Jose Tapia, PhD

Associate Professor

Jose Tapia, PhD

Office: MacAlister 3021-E
Phone: 215.895.6762

Curriculum Vitae: Download [PDF]


  • MBBCh, Medicine & Surgery, Universidad Complutense, Madrid, 1981
  • MPH, Public Health, Johns Hopkins University, Baltimore, MD, 1992
  • PhD, Economics, New School for Social Research, New York, 2002


I joined Drexel after spending eleven years as a researcher and lecturer at the University of Michigan in Ann Arbor. Prior to that, I lived and worked in New York City, Baltimore, Washington, D.C., and Madrid. I worked briefly as a primary care doctor in Madrid, Spain (I was born in a Spanish colony in Africa). A job at the World Health Organization headquarters in Washington, D.C., brought me to the United States, where I have been living since 1989.

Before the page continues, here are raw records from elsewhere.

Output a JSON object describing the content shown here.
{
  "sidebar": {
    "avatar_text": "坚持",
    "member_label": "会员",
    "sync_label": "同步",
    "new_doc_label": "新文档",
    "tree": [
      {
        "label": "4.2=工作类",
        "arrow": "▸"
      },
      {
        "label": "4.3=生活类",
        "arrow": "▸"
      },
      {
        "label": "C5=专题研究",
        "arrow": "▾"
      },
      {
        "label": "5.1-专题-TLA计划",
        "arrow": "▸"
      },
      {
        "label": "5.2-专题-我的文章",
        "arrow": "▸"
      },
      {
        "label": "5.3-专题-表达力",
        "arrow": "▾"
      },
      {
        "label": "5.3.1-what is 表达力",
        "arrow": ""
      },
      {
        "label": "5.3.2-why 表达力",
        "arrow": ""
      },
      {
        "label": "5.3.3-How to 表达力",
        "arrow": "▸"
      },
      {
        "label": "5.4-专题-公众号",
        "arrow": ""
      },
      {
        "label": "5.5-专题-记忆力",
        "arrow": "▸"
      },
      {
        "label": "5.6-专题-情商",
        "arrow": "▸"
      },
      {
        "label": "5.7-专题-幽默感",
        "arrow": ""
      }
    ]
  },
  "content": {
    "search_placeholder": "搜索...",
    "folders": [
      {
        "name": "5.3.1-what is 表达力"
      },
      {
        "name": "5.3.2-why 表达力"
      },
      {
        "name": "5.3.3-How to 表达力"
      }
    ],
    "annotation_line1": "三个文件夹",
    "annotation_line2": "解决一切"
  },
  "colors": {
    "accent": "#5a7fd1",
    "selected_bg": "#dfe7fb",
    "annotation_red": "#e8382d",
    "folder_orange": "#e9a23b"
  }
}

My research and teaching has focused on quantitative aspects of social science. One of my primary areas of interest has been the crises and fluctuations of the economy and the relation between these fluctuations and health conditions. I have published papers on the macroeconomic effects on health in Social Science & Medicine, International Journal of Epidemiology, Proceedings of the National Academy of Sciences, Annals of Applied Statistics, Demography, Journal of Health Economics, Salud Colectiva, and other journals. I have also been interested in purely economic issues. Examples of my work in this field include the book La Gran Recesión y el capitalismo del siglo XXI (coauthored with Rolando Astarita, a professor at the University of Buenos Aires), as well as papers on the dynamics of capital accumulation, the causes of the Great Recession, and other topics. I also have a strong interest in environmental issues, particularly climate change, as reflected in a book chapter on “Dynamics and Economic Aspects of Climate Change” and several papers in the journals Capitalism, Nature, Socialism, and Environmental Science and Policy.

I consider myself a social researcher and believe that social science is at a level of development where disciplinary boundaries are not very meaningful. Understanding social issues requires approaches from different perspectives, both quantitative and qualitative. I like teaching both undergraduates and graduate students, and I find it particularly enjoyable to lecture and get involved in class discussions on general socioeconomic issues as well as issues of population health and social development from an international perspective.

Besides research articles, I sometimes write journalistic pieces, usually in Spanish and generally on economic issues, though I also like to produce ramblings on music. I have often translated technical texts and sometimes poetry from other languages into Spanish. Three authors I have particularly enjoyed translating into Spanish are Primo Levi, Stephan Brecht, and Ondra Lysohorsky.